Task statement:
Whenever the string "Family" turns up in a line of the data below, copy that line.

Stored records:
■ ■ ■ ■ ■

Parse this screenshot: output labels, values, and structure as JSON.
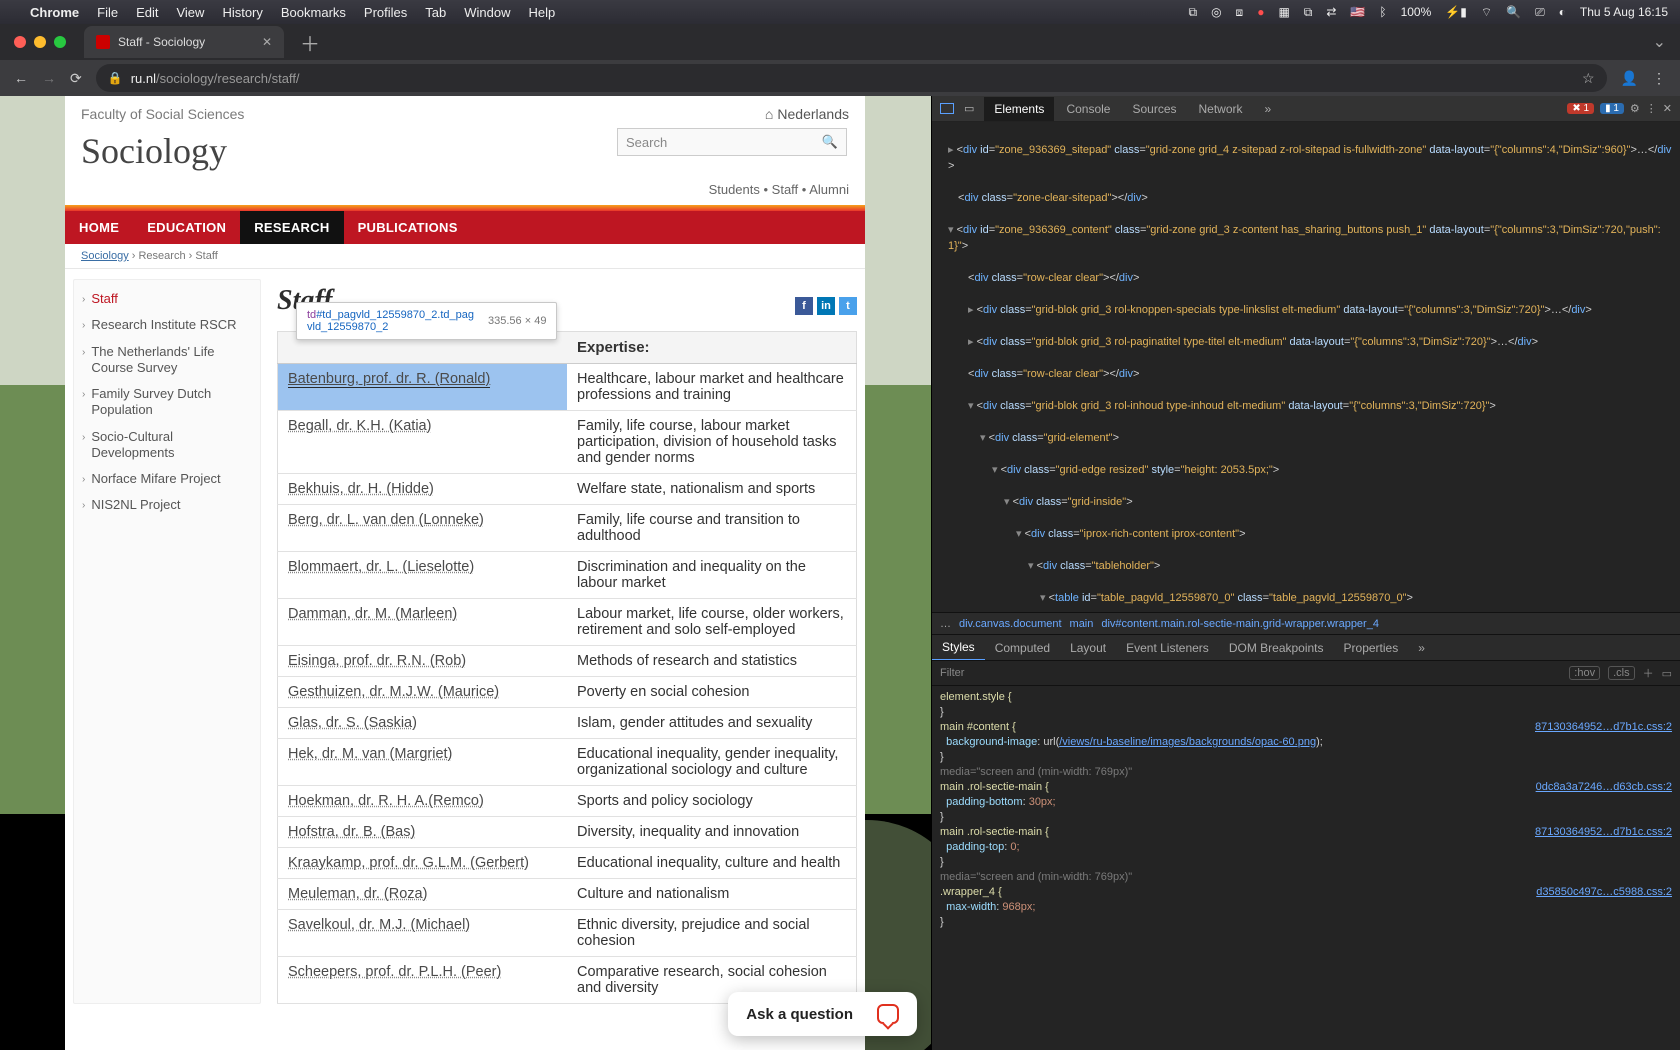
{
  "mac": {
    "app": "Chrome",
    "menus": [
      "File",
      "Edit",
      "View",
      "History",
      "Bookmarks",
      "Profiles",
      "Tab",
      "Window",
      "Help"
    ],
    "battery": "100%",
    "clock": "Thu 5 Aug 16:15"
  },
  "chrome": {
    "tab_title": "Staff - Sociology",
    "url_host": "ru.nl",
    "url_path": "/sociology/research/staff/"
  },
  "site": {
    "faculty": "Faculty of Social Sciences",
    "lang": "Nederlands",
    "dept": "Sociology",
    "search_placeholder": "Search",
    "toplinks": [
      "Students",
      "Staff",
      "Alumni"
    ],
    "nav": [
      "HOME",
      "EDUCATION",
      "RESEARCH",
      "PUBLICATIONS"
    ],
    "nav_active_index": 2,
    "crumbs": [
      "Sociology",
      "Research",
      "Staff"
    ],
    "leftnav": [
      "Staff",
      "Research Institute RSCR",
      "The Netherlands' Life Course Survey",
      "Family Survey Dutch Population",
      "Socio-Cultural Developments",
      "Norface Mifare Project",
      "NIS2NL Project"
    ],
    "page_title": "Staff",
    "table_headers": [
      "",
      "Expertise:"
    ],
    "rows": [
      {
        "name": "Batenburg, prof. dr. R. (Ronald)",
        "exp": "Healthcare, labour market and healthcare professions and training",
        "hl": true
      },
      {
        "name": "Begall, dr. K.H. (Katia)",
        "exp": "Family, life course, labour market participation, division of household tasks and gender norms"
      },
      {
        "name": "Bekhuis, dr. H. (Hidde)",
        "exp": "Welfare state, nationalism and sports"
      },
      {
        "name": "Berg, dr. L. van den (Lonneke)",
        "exp": "Family, life course and transition to adulthood"
      },
      {
        "name": "Blommaert, dr. L. (Lieselotte)",
        "exp": "Discrimination and inequality on the labour market"
      },
      {
        "name": "Damman, dr. M. (Marleen)",
        "exp": "Labour market, life course, older workers, retirement and solo self-employed"
      },
      {
        "name": "Eisinga, prof. dr. R.N. (Rob)",
        "exp": "Methods of research and statistics"
      },
      {
        "name": "Gesthuizen, dr. M.J.W. (Maurice)",
        "exp": "Poverty en social cohesion"
      },
      {
        "name": "Glas, dr. S. (Saskia)",
        "exp": "Islam, gender attitudes and sexuality"
      },
      {
        "name": "Hek, dr. M. van (Margriet)",
        "exp": "Educational inequality, gender inequality, organizational sociology and culture"
      },
      {
        "name": "Hoekman, dr. R. H. A.(Remco)",
        "exp": "Sports and policy sociology"
      },
      {
        "name": "Hofstra, dr. B. (Bas)",
        "exp": "Diversity, inequality and innovation"
      },
      {
        "name": "Kraaykamp, prof. dr. G.L.M. (Gerbert)",
        "exp": "Educational inequality, culture and health"
      },
      {
        "name": "Meuleman, dr. (Roza)",
        "exp": "Culture and nationalism"
      },
      {
        "name": "Savelkoul, dr. M.J. (Michael)",
        "exp": "Ethnic diversity, prejudice and social cohesion"
      },
      {
        "name": "Scheepers, prof. dr. P.L.H. (Peer)",
        "exp": "Comparative research, social cohesion and diversity"
      }
    ],
    "tooltip_selector": "td#td_pagvld_12559870_2.td_pagvld_12559870_2",
    "tooltip_dims": "335.56 × 49",
    "chat_label": "Ask a question"
  },
  "devtools": {
    "tabs": [
      "Elements",
      "Console",
      "Sources",
      "Network"
    ],
    "err_count": "1",
    "warn_count": "1",
    "crumb_segments": [
      "…",
      "div.canvas.document",
      "main",
      "div#content.main.rol-sectie-main.grid-wrapper.wrapper_4"
    ],
    "style_tabs": [
      "Styles",
      "Computed",
      "Layout",
      "Event Listeners",
      "DOM Breakpoints",
      "Properties"
    ],
    "filter_placeholder": "Filter",
    "hov": ":hov",
    "cls": ".cls",
    "rules": [
      {
        "sel": "element.style {",
        "src": "",
        "body": [],
        "close": "}"
      },
      {
        "sel": "main #content {",
        "src": "87130364952…d7b1c.css:2",
        "body": [
          "background-image: url(/views/ru-baseline/images/backgrounds/opac-60.png);"
        ],
        "close": "}"
      },
      {
        "media": "media=\"screen and (min-width: 769px)\""
      },
      {
        "sel": "main .rol-sectie-main {",
        "src": "0dc8a3a7246…d63cb.css:2",
        "body": [
          "padding-bottom: 30px;"
        ],
        "close": "}"
      },
      {
        "sel": "main .rol-sectie-main {",
        "src": "87130364952…d7b1c.css:2",
        "body": [
          "padding-top: 0;"
        ],
        "close": "}"
      },
      {
        "media": "media=\"screen and (min-width: 769px)\""
      },
      {
        "sel": ".wrapper_4 {",
        "src": "d35850c497c…c5988.css:2",
        "body": [
          "max-width: 968px;"
        ],
        "close": "}"
      }
    ]
  }
}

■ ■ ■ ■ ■

Task answer:
      "Family Survey Dutch Population",
        "exp": "Family, life course, labour market participation, division of household tasks and gender norms"
        "exp": "Family, life course and transition to adulthood"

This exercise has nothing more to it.